My Reaction: And the big gun is drawn last: WtyAIE™ has been lauded up and down the internet, and not without reason, but I have to admit that my first impression was that it may have been dressed by the Emperor’s New Stylist. So I’m going to read it again now…
…and I’m afraid I still feel that way, basically. It is written in the 2nd Person (You do this, you do that) instead of the more conventional 1st (I) or 3rd (She/He/They/etc), and I find this very hard to enjoy unless there’s a special reason for it. And here there is a reason, I guess — the story is about the usurpation of Native American identity, and the reader is effectively thrust into the persona of a Native American, so you see — but I don’t find its use a necessity. It’s literary cleverness in a skilfully written piece, but I wasn’t satisfied.
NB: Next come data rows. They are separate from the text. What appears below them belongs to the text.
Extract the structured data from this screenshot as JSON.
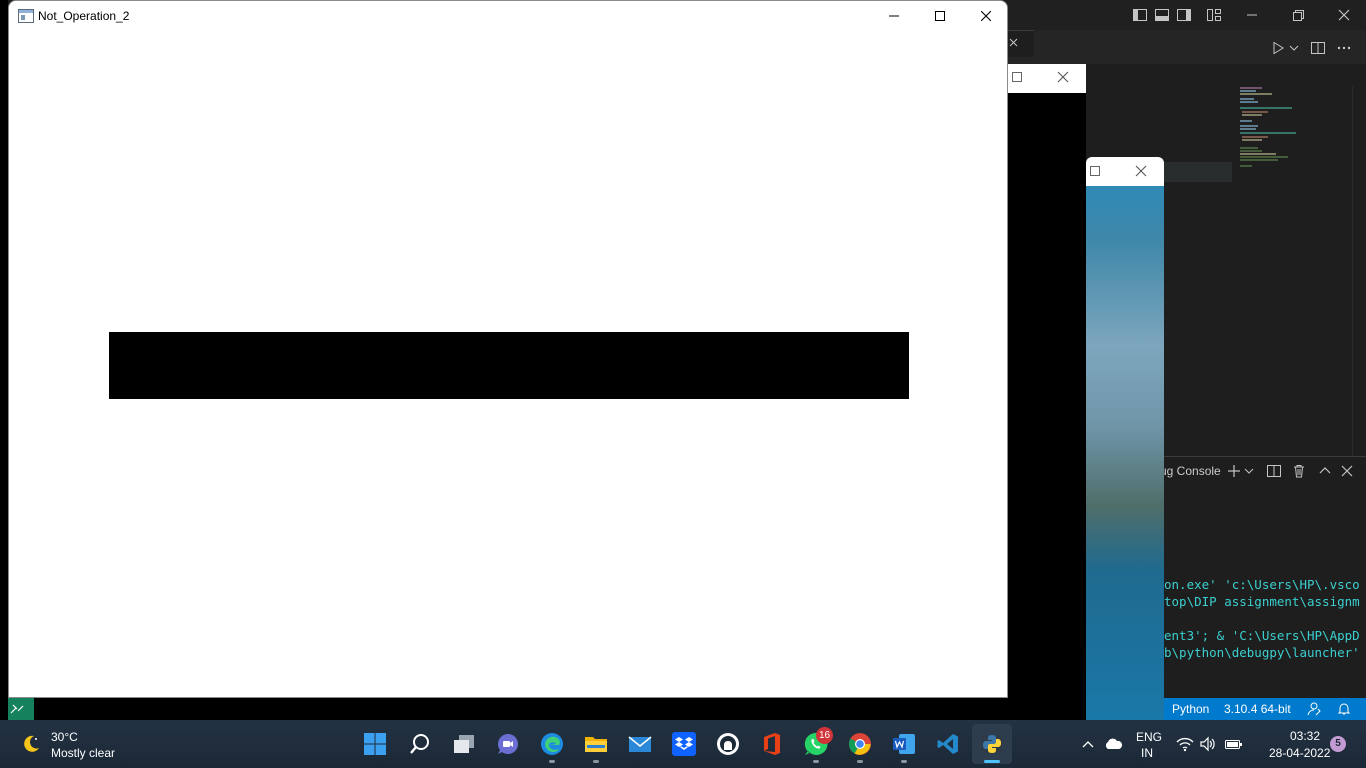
{
  "main_window": {
    "title": "Not_Operation_2",
    "image_colors": {
      "background": "#ffffff",
      "bar": "#000000"
    }
  },
  "vscode": {
    "panel_tab": "ug Console",
    "terminal_lines": [
      "on.exe' 'c:\\Users\\HP\\.vsco",
      "top\\DIP assignment\\assignm",
      "",
      "ent3'; & 'C:\\Users\\HP\\AppD",
      "b\\python\\debugpy\\launcher'"
    ],
    "status": {
      "language": "Python",
      "interpreter": "3.10.4 64-bit"
    },
    "accent": "#007acc"
  },
  "taskbar": {
    "weather": {
      "temp": "30°C",
      "desc": "Mostly clear",
      "icon": "moon-icon"
    },
    "apps": [
      {
        "name": "start",
        "icon": "windows-start-icon"
      },
      {
        "name": "search",
        "icon": "search-icon"
      },
      {
        "name": "task-view",
        "icon": "task-view-icon"
      },
      {
        "name": "chat",
        "icon": "teams-chat-icon"
      },
      {
        "name": "edge",
        "icon": "edge-icon"
      },
      {
        "name": "file-explorer",
        "icon": "folder-icon"
      },
      {
        "name": "mail",
        "icon": "mail-icon"
      },
      {
        "name": "dropbox",
        "icon": "dropbox-icon"
      },
      {
        "name": "github",
        "icon": "github-icon"
      },
      {
        "name": "office",
        "icon": "office-icon"
      },
      {
        "name": "whatsapp",
        "icon": "whatsapp-icon",
        "badge": "16"
      },
      {
        "name": "chrome",
        "icon": "chrome-icon"
      },
      {
        "name": "word",
        "icon": "word-icon"
      },
      {
        "name": "vscode",
        "icon": "vscode-icon"
      },
      {
        "name": "python",
        "icon": "python-icon"
      }
    ],
    "tray": {
      "lang_line1": "ENG",
      "lang_line2": "IN",
      "time": "03:32",
      "date": "28-04-2022",
      "notifications": "5"
    }
  }
}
Wrapping things up, then, let’s ask and answer the question:
Which story do I think–or at least hope–will be the winner?
My kingly pronouncement would be to give the nod to Vina Jie-Min Prasad’s Fandom for Robots, but I fear that the proximity of Cat Pictures Please will bias the disgusting democratic process which the Hugos so foolishly cleave to. Of the others my favourite is Sun, Moon, Dust, but I don’t think it’s strong enough to win (comedies never do, do they?).
Therefore, as a stylish and inventive sf tale with a strong social message, something that never hurts come award season, my prediction is that Roanhorse’s Welcome to your Authentic Indian Experience™ will take the Oscar for short story. Not my favourite, but a justifiable winner.
But don’t take my word for it: you’ve got the links, lets me know what you thinks!